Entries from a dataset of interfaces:
---
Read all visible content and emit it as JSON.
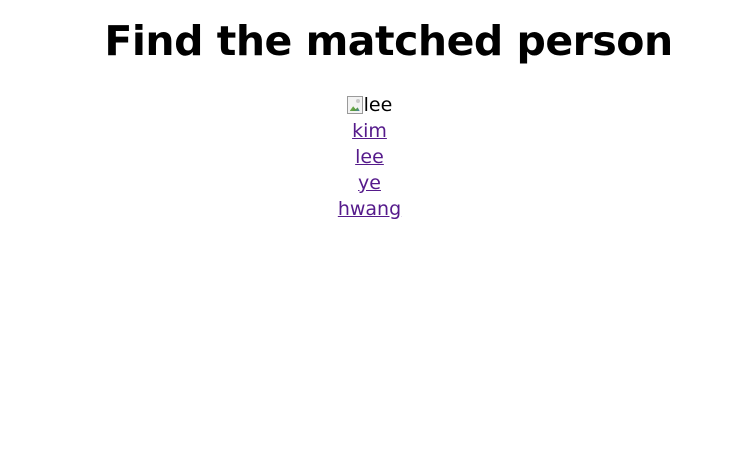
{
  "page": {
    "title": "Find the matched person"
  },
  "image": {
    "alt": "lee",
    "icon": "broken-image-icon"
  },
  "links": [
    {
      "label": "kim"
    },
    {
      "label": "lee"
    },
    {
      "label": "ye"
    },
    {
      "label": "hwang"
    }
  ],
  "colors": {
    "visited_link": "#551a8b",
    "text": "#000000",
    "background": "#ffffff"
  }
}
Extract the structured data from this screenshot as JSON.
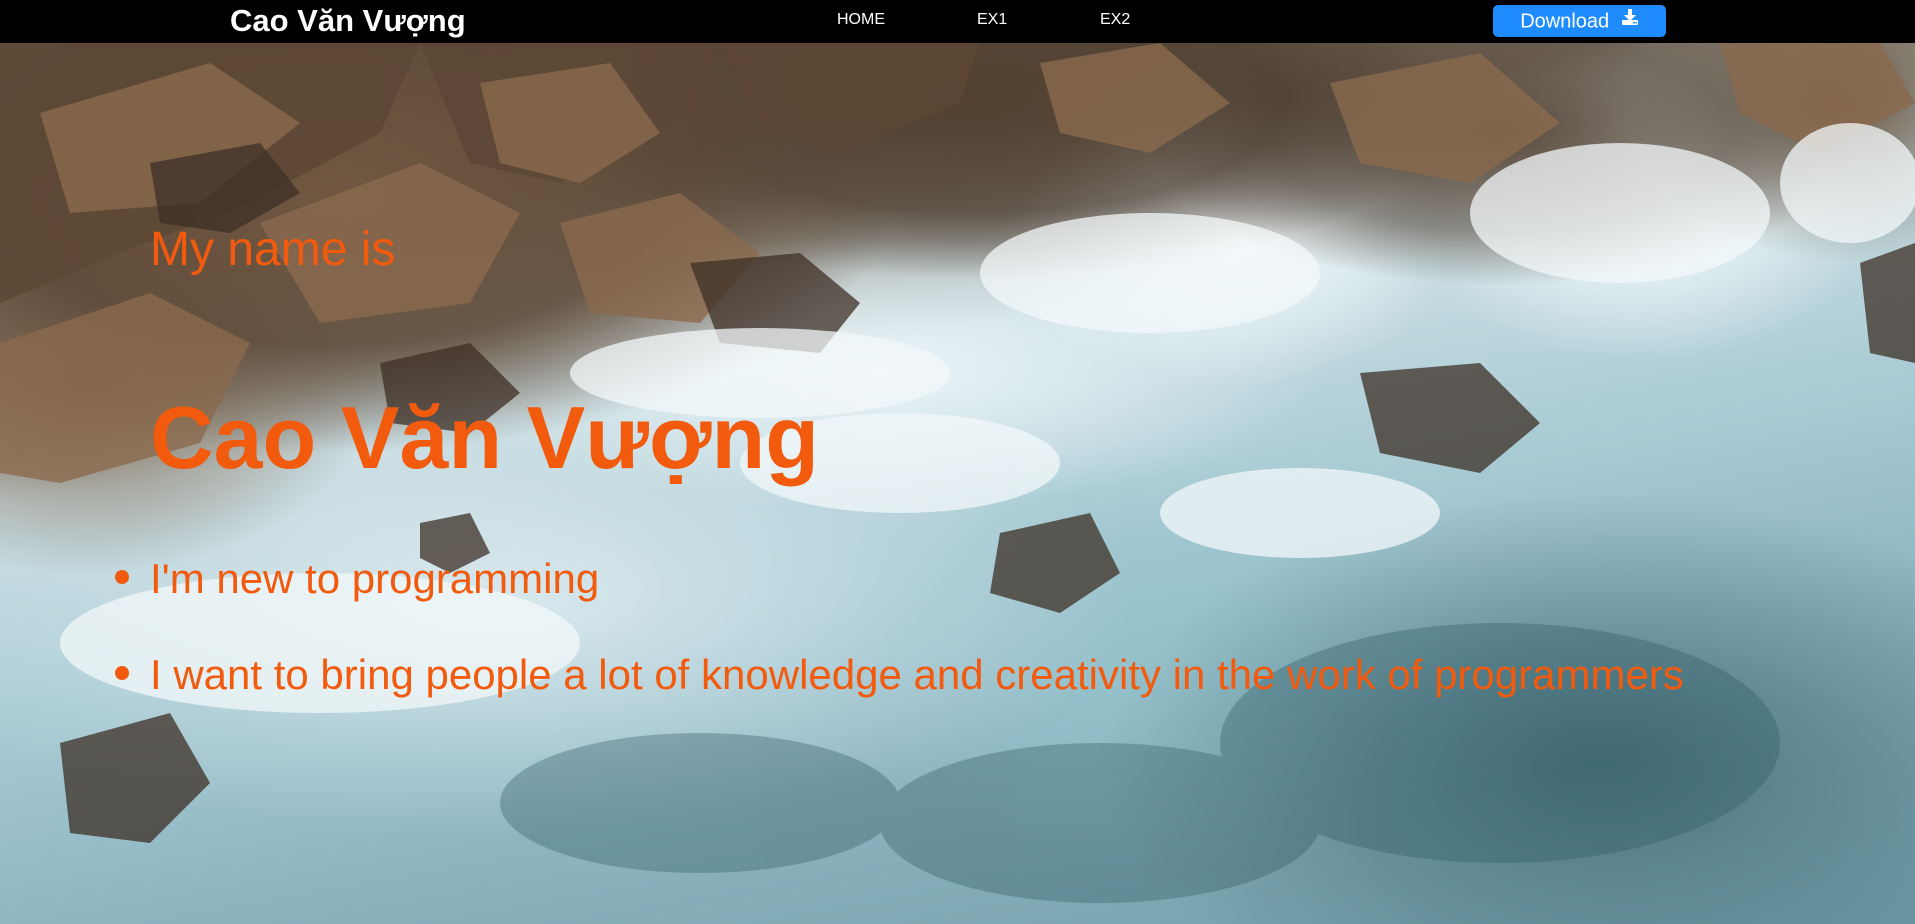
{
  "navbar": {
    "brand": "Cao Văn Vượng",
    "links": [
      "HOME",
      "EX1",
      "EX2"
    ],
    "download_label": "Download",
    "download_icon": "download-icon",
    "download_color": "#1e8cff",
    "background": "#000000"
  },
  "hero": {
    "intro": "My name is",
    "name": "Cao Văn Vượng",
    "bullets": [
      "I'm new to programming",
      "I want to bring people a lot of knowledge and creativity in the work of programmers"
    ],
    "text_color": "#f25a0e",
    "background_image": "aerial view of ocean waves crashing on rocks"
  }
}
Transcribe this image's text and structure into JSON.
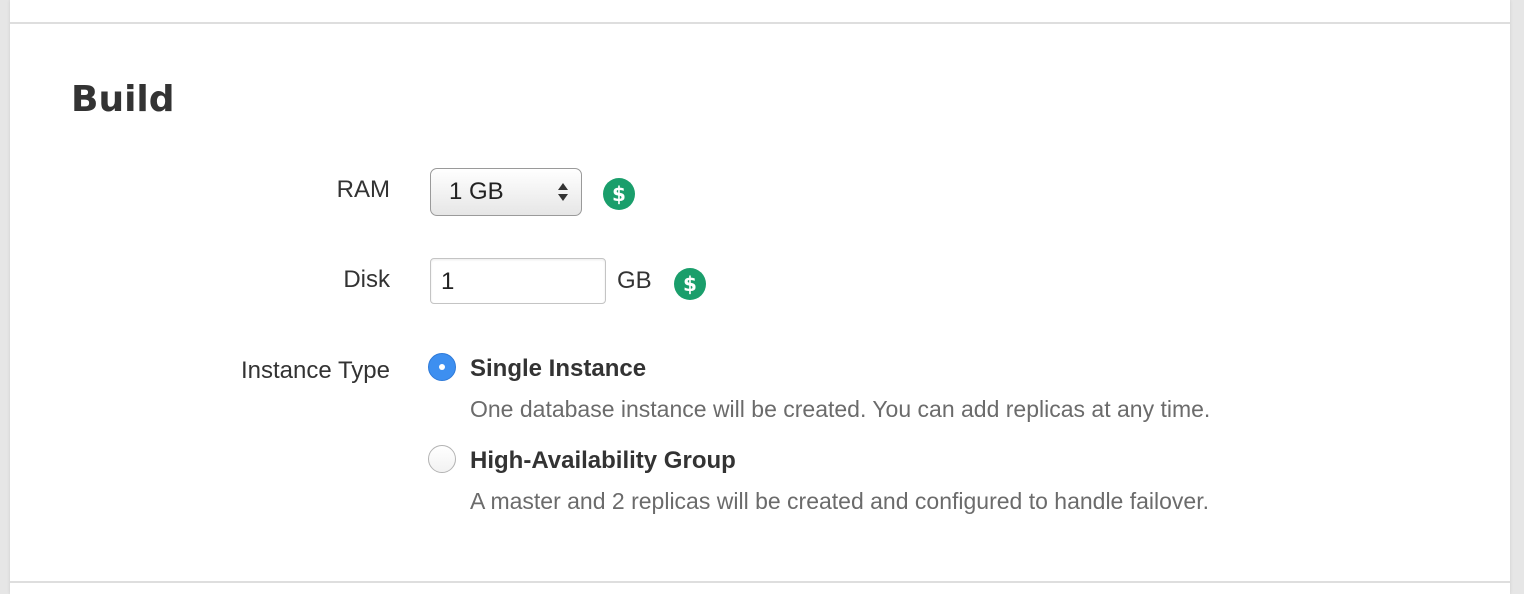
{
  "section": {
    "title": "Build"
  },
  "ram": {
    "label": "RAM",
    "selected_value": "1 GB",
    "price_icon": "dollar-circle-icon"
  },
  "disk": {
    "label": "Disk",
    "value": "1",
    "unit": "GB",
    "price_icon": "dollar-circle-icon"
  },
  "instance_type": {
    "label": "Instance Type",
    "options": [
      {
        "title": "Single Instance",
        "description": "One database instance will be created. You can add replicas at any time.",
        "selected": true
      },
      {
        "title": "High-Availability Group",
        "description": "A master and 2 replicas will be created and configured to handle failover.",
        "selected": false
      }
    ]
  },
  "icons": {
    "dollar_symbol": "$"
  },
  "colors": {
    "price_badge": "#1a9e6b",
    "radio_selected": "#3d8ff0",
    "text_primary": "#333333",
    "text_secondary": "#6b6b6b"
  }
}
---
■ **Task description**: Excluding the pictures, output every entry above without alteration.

■ **Exercise output**:
Read all visible content and emit it as JSON.
{
  "page": {
    "title": "Find the matched person"
  },
  "image": {
    "alt": "lee",
    "icon": "broken-image-icon"
  },
  "links": [
    {
      "label": "kim"
    },
    {
      "label": "lee"
    },
    {
      "label": "ye"
    },
    {
      "label": "hwang"
    }
  ],
  "colors": {
    "visited_link": "#551a8b",
    "text": "#000000",
    "background": "#ffffff"
  }
}
Extract the structured data from this screenshot as JSON.
{
  "navbar": {
    "brand": "Cao Văn Vượng",
    "links": [
      "HOME",
      "EX1",
      "EX2"
    ],
    "download_label": "Download",
    "download_icon": "download-icon",
    "download_color": "#1e8cff",
    "background": "#000000"
  },
  "hero": {
    "intro": "My name is",
    "name": "Cao Văn Vượng",
    "bullets": [
      "I'm new to programming",
      "I want to bring people a lot of knowledge and creativity in the work of programmers"
    ],
    "text_color": "#f25a0e",
    "background_image": "aerial view of ocean waves crashing on rocks"
  }
}
Transcribe this image's text and structure into JSON.
{
  "section": {
    "title": "Build"
  },
  "ram": {
    "label": "RAM",
    "selected_value": "1 GB",
    "price_icon": "dollar-circle-icon"
  },
  "disk": {
    "label": "Disk",
    "value": "1",
    "unit": "GB",
    "price_icon": "dollar-circle-icon"
  },
  "instance_type": {
    "label": "Instance Type",
    "options": [
      {
        "title": "Single Instance",
        "description": "One database instance will be created. You can add replicas at any time.",
        "selected": true
      },
      {
        "title": "High-Availability Group",
        "description": "A master and 2 replicas will be created and configured to handle failover.",
        "selected": false
      }
    ]
  },
  "icons": {
    "dollar_symbol": "$"
  },
  "colors": {
    "price_badge": "#1a9e6b",
    "radio_selected": "#3d8ff0",
    "text_primary": "#333333",
    "text_secondary": "#6b6b6b"
  }
}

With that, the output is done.